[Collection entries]
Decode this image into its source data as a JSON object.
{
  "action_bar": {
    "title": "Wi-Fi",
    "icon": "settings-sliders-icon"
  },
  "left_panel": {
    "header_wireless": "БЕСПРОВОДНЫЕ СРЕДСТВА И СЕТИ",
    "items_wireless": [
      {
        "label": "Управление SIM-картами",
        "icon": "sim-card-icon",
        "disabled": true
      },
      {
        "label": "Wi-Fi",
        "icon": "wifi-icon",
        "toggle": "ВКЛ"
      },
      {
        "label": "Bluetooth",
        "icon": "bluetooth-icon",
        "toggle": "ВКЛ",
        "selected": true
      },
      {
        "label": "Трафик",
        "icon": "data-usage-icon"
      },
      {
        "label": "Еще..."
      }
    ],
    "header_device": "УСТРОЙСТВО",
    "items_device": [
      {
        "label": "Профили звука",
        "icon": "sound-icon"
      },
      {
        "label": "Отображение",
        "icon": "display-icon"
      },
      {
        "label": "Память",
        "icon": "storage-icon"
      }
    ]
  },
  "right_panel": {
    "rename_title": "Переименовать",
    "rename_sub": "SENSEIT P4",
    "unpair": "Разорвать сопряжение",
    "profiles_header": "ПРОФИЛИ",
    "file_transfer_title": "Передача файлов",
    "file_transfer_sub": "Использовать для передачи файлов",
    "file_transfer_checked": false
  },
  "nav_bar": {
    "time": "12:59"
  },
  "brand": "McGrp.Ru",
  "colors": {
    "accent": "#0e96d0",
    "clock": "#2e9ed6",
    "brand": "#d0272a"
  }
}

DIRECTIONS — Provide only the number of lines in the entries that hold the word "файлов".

WRITTEN RESPONSE — 2